Ohio Life

3 Ohio Castles You Can Visit

These beautiful structures across Ohio offer a window into history and the chance to walk among the elegance and grandeur of an earlier age. 

Glamorgan Castle, Alliance
While traveling down the sweeping driveway leading to Glamorgan Castle, visitors often think of Downton Abbey. “The design is from the United Kingdom, so it’s easy to see why people are reminded of the [TV] show,” says Maryjo Hepler, a member of Castle Crusaders, a nonprofit group that raises funds for repairs. Built in 1904 by engineer Henry Morgan and named after the county in Wales where his father was born, the castle’s interior is a mix of Italian Renaissance, French Empire, Louis XV and Elizabethan styles. In 1973, Glamorgan was gifted to the Alliance City School District for office space. Public tours are conducted on Fridays. “Sometimes we get razzed about working in a castle,” Hepler says. “But it’s a privilege to be here.” 200 Glamorgan St., Alliance 44601, 330/238-8787,

The Castle, Marietta (photo by Rachael Jirousek)
The Castle, Marietta
Perched on an overlook along the Muskingum River, The Castle is known for its magnificent Gothic Revival architecture that includes an octagonal tower, trefoil windows and stone-capped spires. “Since we’re a rural community, visitors marvel at the grandiose nature of the house,” says Scott Britton, the castle’s executive director. Built in 1855 by attorney Melvin C. Clarke, who died fighting for the Union at the Battle of Antietam in 1862, the 10-room structure is filled with 200 antiques, including a desk presented to Civil War captain and Marietta resident William Holden in 1863, and a table that belonged to early settler Joseph Barker. The Castle’s tour season opens in April (although groups of 10 or more can visit January through March with advance registration). 418 Fourth St., Marietta 45750, 740/373-4180,

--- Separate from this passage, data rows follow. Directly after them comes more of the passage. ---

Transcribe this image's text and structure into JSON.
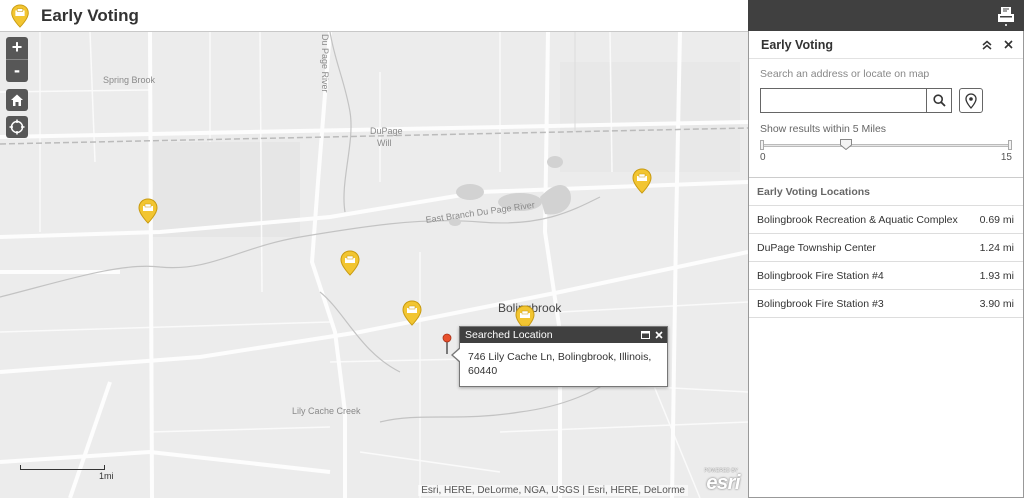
{
  "header": {
    "title": "Early Voting"
  },
  "map": {
    "zoom_in_label": "+",
    "zoom_out_label": "-",
    "labels": {
      "spring_brook": "Spring Brook",
      "dupage_river": "Du Page River",
      "dupage": "DuPage",
      "will": "Will",
      "east_branch": "East Branch Du Page River",
      "bolingbrook": "Bolingbrook",
      "lily_cache_creek": "Lily Cache Creek"
    },
    "scale_label": "1mi",
    "attribution": "Esri, HERE, DeLorme, NGA, USGS | Esri, HERE, DeLorme",
    "esri_powered": "POWERED BY",
    "esri_logo": "esri"
  },
  "popup": {
    "title": "Searched Location",
    "address": "746 Lily Cache Ln, Bolingbrook, Illinois, 60440"
  },
  "panel": {
    "title": "Early Voting",
    "search_hint": "Search an address or locate on map",
    "search_value": "",
    "search_placeholder": "",
    "radius_text": "Show results within 5 Miles",
    "slider": {
      "min_label": "0",
      "max_label": "15",
      "value": 5,
      "min": 0,
      "max": 15
    },
    "list_header": "Early Voting Locations",
    "locations": [
      {
        "name": "Bolingbrook Recreation & Aquatic Complex",
        "distance": "0.69 mi"
      },
      {
        "name": "DuPage Township Center",
        "distance": "1.24 mi"
      },
      {
        "name": "Bolingbrook Fire Station #4",
        "distance": "1.93 mi"
      },
      {
        "name": "Bolingbrook Fire Station #3",
        "distance": "3.90 mi"
      }
    ]
  },
  "colors": {
    "marker": "#f2c531",
    "marker_stroke": "#c89a10",
    "header_dark": "#404040",
    "pin": "#e8502c"
  },
  "icons": {
    "app_logo": "ballot-marker-icon",
    "voting_marker": "ballot-box-icon",
    "search": "search-icon",
    "locate": "location-pin-icon",
    "home": "home-icon",
    "gps": "crosshair-icon",
    "collapse": "double-chevron-up-icon",
    "close": "close-icon",
    "maximize": "maximize-icon",
    "widget": "ballot-box-icon"
  }
}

GreatStone Castle, Sidney (photo courtesy of GreatStone Castle)
GreatStone Castle, Sidney 
When retired Air Force Col. Frederick Keller and his wife Victoria purchased GreatStone Castle in 1994, they had one thought in mind: “We wanted a place that was spectacular and elegant, but comfortable for guests,” Keller says.The couple transformed the Sidney mansion, with its tower, mansard roof and arched windows, into lodgings fit for royalty. The three guest rooms are decorated with Victorian antiques dating back to 1895, the year the castle was built by rancher William Henry Collier Goode. Guests are treated to a made-to-order breakfast of pancakes, eggs, bacon, sausage, fresh fruits and juices in the conservatory. “People say they’d like to stay longer, but sadly have to get back to the real world,” Keller says. 429 N. Ohio Ave., Sidney 45365, 937/498-4728,